She was right -- there's more to friendship than asking after someone and not listening to the reply. People who care will make time for you, even if they have demanding jobs or their own issues to cope with. I've always hated having to ask for anything from my friends, even the closest ones, but this has been a learning curve.
Since speaking out about depression, I've changed the way I approach it. I've always (wrongly) seen it as a weakness, rather than something I've coped with for years and balanced alongside the day-to-day crap we all have to deal with. Being able to say I'm depressed, and not feel the need to apologize for it, is a huge step in confronting what's happened.
I won't wear my diagnosis as a badge of honor, but I have to acknowledge I'll manage it on some level for the rest of my life, the same as someone with a thyroid condition or IBS. I can't wish it away, nor does it give me a free pass to act like a dick "because I'm depressed and I can't help it," but I can try to tame it.
That means making recovery my main priority, silencing my inner critic and speaking up for my own needs. I hope to do more campaign work to raise awareness about depression; Whilst my own self-esteem is shaky and I can't honestly say I like myself yet, I will fiercely defend anyone else who's been through a similar situation.

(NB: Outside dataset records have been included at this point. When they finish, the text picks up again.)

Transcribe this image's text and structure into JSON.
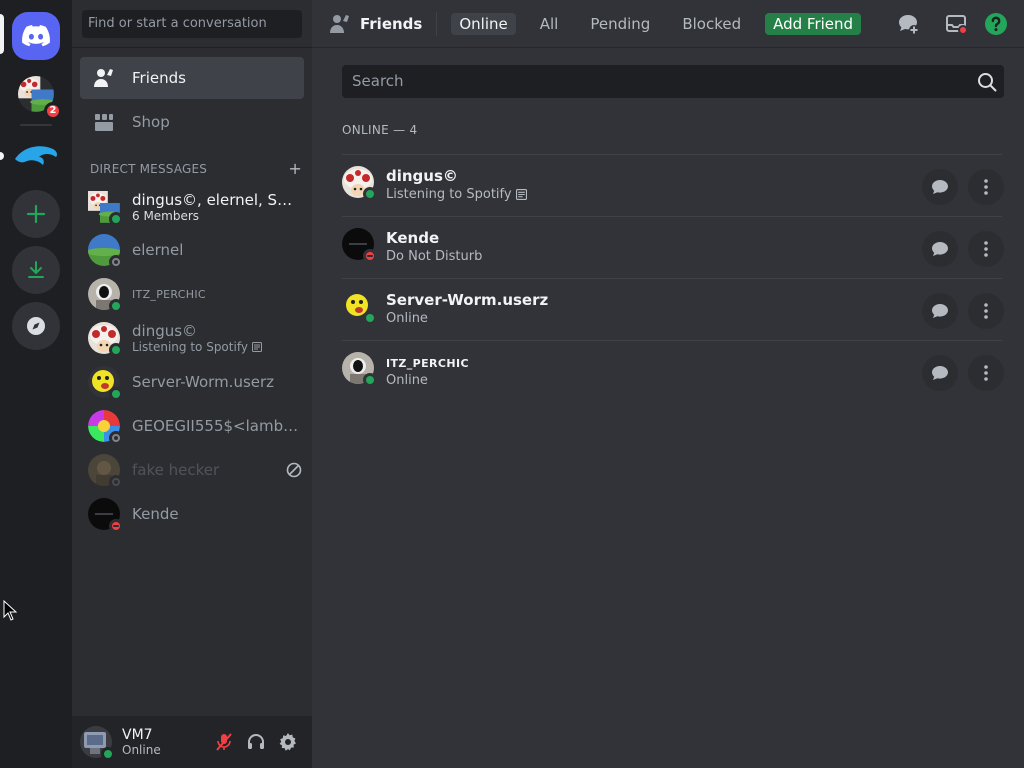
{
  "rail": {
    "servers": [
      "Discord Home",
      "Server 1",
      "Dolphin"
    ],
    "badge_count": "2",
    "add_server": "Add a Server",
    "download": "Download Apps",
    "explore": "Explore Discoverable Servers"
  },
  "sidebar": {
    "search_placeholder": "Find or start a conversation",
    "nav": {
      "friends": "Friends",
      "shop": "Shop"
    },
    "dm_header": "DIRECT MESSAGES",
    "dm_add": "+",
    "dms": [
      {
        "name": "dingus©, elernel, Serv...",
        "sub": "6 Members",
        "status": "online",
        "avatar": "group"
      },
      {
        "name": "elernel",
        "sub": "",
        "status": "offline",
        "avatar": "landscape"
      },
      {
        "name": "ITZ_PERCHIC",
        "sub": "",
        "status": "online",
        "avatar": "perchic"
      },
      {
        "name": "dingus©",
        "sub": "Listening to Spotify",
        "status": "online",
        "avatar": "toad"
      },
      {
        "name": "Server-Worm.userz",
        "sub": "",
        "status": "online",
        "avatar": "smiley"
      },
      {
        "name": "GEOEGII555$<lambd...",
        "sub": "",
        "status": "offline",
        "avatar": "rainbow"
      },
      {
        "name": "fake hecker",
        "sub": "",
        "status": "offline",
        "avatar": "fake"
      },
      {
        "name": "Kende",
        "sub": "",
        "status": "dnd",
        "avatar": "dark"
      }
    ]
  },
  "user": {
    "name": "VM7",
    "status": "Online"
  },
  "topbar": {
    "title": "Friends",
    "tabs": {
      "online": "Online",
      "all": "All",
      "pending": "Pending",
      "blocked": "Blocked",
      "add_friend": "Add Friend"
    }
  },
  "main": {
    "search_placeholder": "Search",
    "online_count": "ONLINE — 4",
    "friends": [
      {
        "name": "dingus©",
        "sub": "Listening to Spotify",
        "status": "online",
        "avatar": "toad"
      },
      {
        "name": "Kende",
        "sub": "Do Not Disturb",
        "status": "dnd",
        "avatar": "dark"
      },
      {
        "name": "Server-Worm.userz",
        "sub": "Online",
        "status": "online",
        "avatar": "smiley"
      },
      {
        "name": "ITZ_PERCHIC",
        "sub": "Online",
        "status": "online",
        "avatar": "perchic"
      }
    ]
  },
  "colors": {
    "blurple": "#5865f2",
    "online": "#23a55a",
    "dnd": "#f23f43",
    "offline": "#80848e",
    "add_friend": "#248046",
    "rail_bg": "#1e1f22",
    "sidebar_bg": "#2b2d31",
    "main_bg": "#313338"
  },
  "icons": [
    "discord-logo-icon",
    "add-server-icon",
    "download-icon",
    "compass-icon",
    "friends-icon",
    "shop-icon",
    "plus-icon",
    "block-icon",
    "mute-mic-icon",
    "headset-icon",
    "gear-icon",
    "new-group-dm-icon",
    "inbox-icon",
    "help-icon",
    "search-icon",
    "message-icon",
    "more-icon",
    "activity-icon"
  ]
}
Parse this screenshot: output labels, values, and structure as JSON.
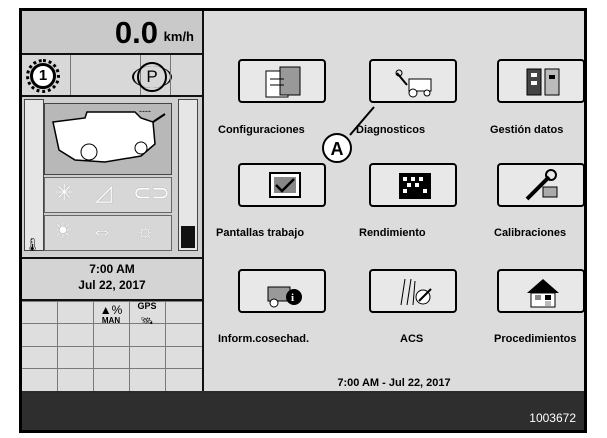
{
  "speed": {
    "value": "0.0",
    "unit": "km/h"
  },
  "status": {
    "gear": "1",
    "park": "P"
  },
  "combine_display": {
    "dashes": "----"
  },
  "clock": {
    "time": "7:00 AM",
    "date": "Jul 22, 2017"
  },
  "grid": {
    "gps_label": "GPS",
    "man_label": "MAN"
  },
  "menu": {
    "items": [
      {
        "label": "Configuraciones",
        "icon": "settings-book-icon"
      },
      {
        "label": "Diagnosticos",
        "icon": "combine-tools-icon"
      },
      {
        "label": "Gestión datos",
        "icon": "data-management-icon"
      },
      {
        "label": "Pantallas trabajo",
        "icon": "work-screen-icon"
      },
      {
        "label": "Rendimiento",
        "icon": "performance-grid-icon"
      },
      {
        "label": "Calibraciones",
        "icon": "calibration-wrench-icon"
      },
      {
        "label": "Inform.cosechad.",
        "icon": "harvest-info-icon"
      },
      {
        "label": "ACS",
        "icon": "acs-icon"
      },
      {
        "label": "Procedimientos",
        "icon": "procedures-house-icon"
      }
    ]
  },
  "footer_time": "7:00 AM - Jul 22, 2017",
  "callout": "A",
  "figure_number": "1003672"
}
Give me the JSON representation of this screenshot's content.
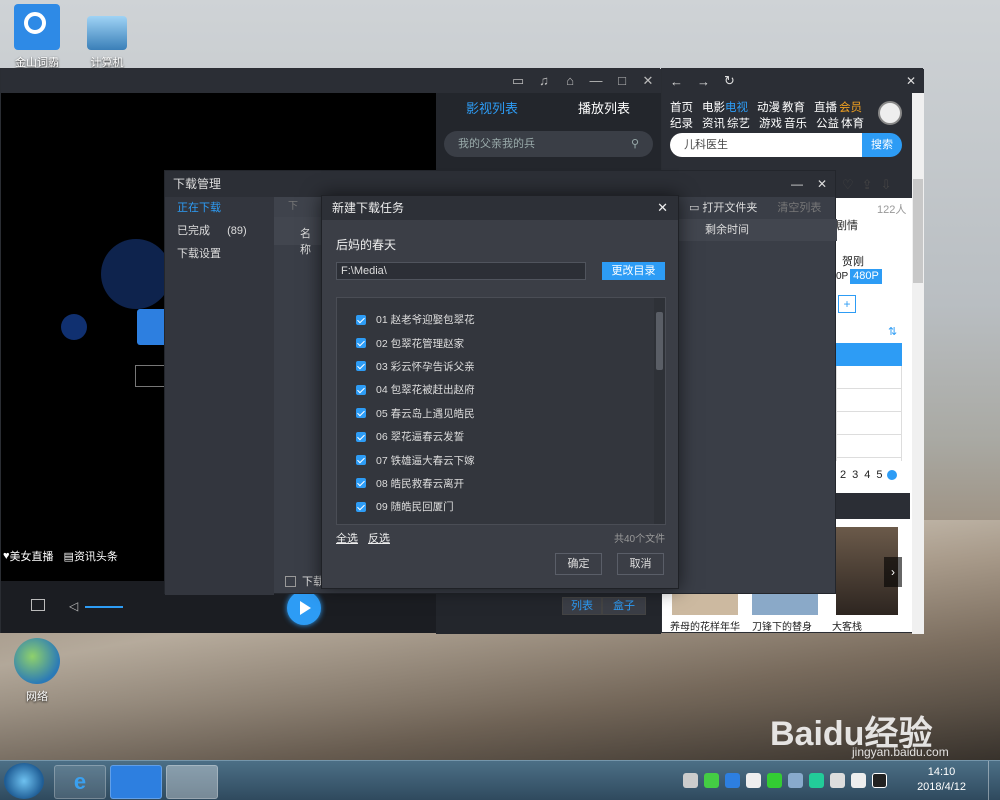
{
  "desktop": {
    "icons": [
      {
        "label": "金山词霸"
      },
      {
        "label": "计算机"
      },
      {
        "label": "网络"
      }
    ]
  },
  "player": {
    "tabs": [
      "影视列表",
      "播放列表"
    ],
    "search_placeholder": "我的父亲我的兵",
    "bottom_links": [
      "美女直播",
      "资讯头条"
    ],
    "list_button": "列表",
    "box_button": "盒子",
    "download_label": "下载"
  },
  "web": {
    "nav_rows": [
      [
        "首页",
        "电影",
        "电视",
        "动漫",
        "教育",
        "直播",
        "会员"
      ],
      [
        "纪录",
        "资讯",
        "综艺",
        "游戏",
        "音乐",
        "公益",
        "体育"
      ]
    ],
    "search_value": "儿科医生",
    "search_button": "搜索",
    "count": "122人",
    "text_juqing": "剧情",
    "text_hegang": "贺刚",
    "res_0": "0P",
    "res_480": "480P",
    "pages": [
      "2",
      "3",
      "4",
      "5"
    ],
    "thumbs": [
      "养母的花样年华",
      "刀锋下的替身",
      "大客栈"
    ]
  },
  "download_manager": {
    "title": "下载管理",
    "left_items": [
      {
        "label": "正在下载",
        "count": ""
      },
      {
        "label": "已完成",
        "count": "(89)"
      },
      {
        "label": "下载设置",
        "count": ""
      }
    ],
    "col_name": "名称",
    "col_download": "下",
    "open_folder": "打开文件夹",
    "clear_list": "清空列表",
    "remaining_time": "剩余时间",
    "footer_label": "下载"
  },
  "dialog": {
    "title": "新建下载任务",
    "show_title": "后妈的春天",
    "path": "F:\\Media\\",
    "change_dir": "更改目录",
    "episodes": [
      "01 赵老爷迎娶包翠花",
      "02 包翠花管理赵家",
      "03 彩云怀孕告诉父亲",
      "04 包翠花被赶出赵府",
      "05 春云岛上遇见皓民",
      "06 翠花逼春云发誓",
      "07 铁雄逼大春云下嫁",
      "08 皓民救春云离开",
      "09 随皓民回厦门"
    ],
    "select_all": "全选",
    "invert": "反选",
    "total": "共40个文件",
    "ok": "确定",
    "cancel": "取消"
  },
  "taskbar": {
    "time": "14:10",
    "date": "2018/4/12"
  },
  "watermark": {
    "brand": "Baidu经验",
    "url": "jingyan.baidu.com"
  }
}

I'm also working to try and understand that pain isn't measured in a league table -- the pain of clinical depression is valid, even in the light of other people's problems or conditions, and it needs to be spoken about, not silenced.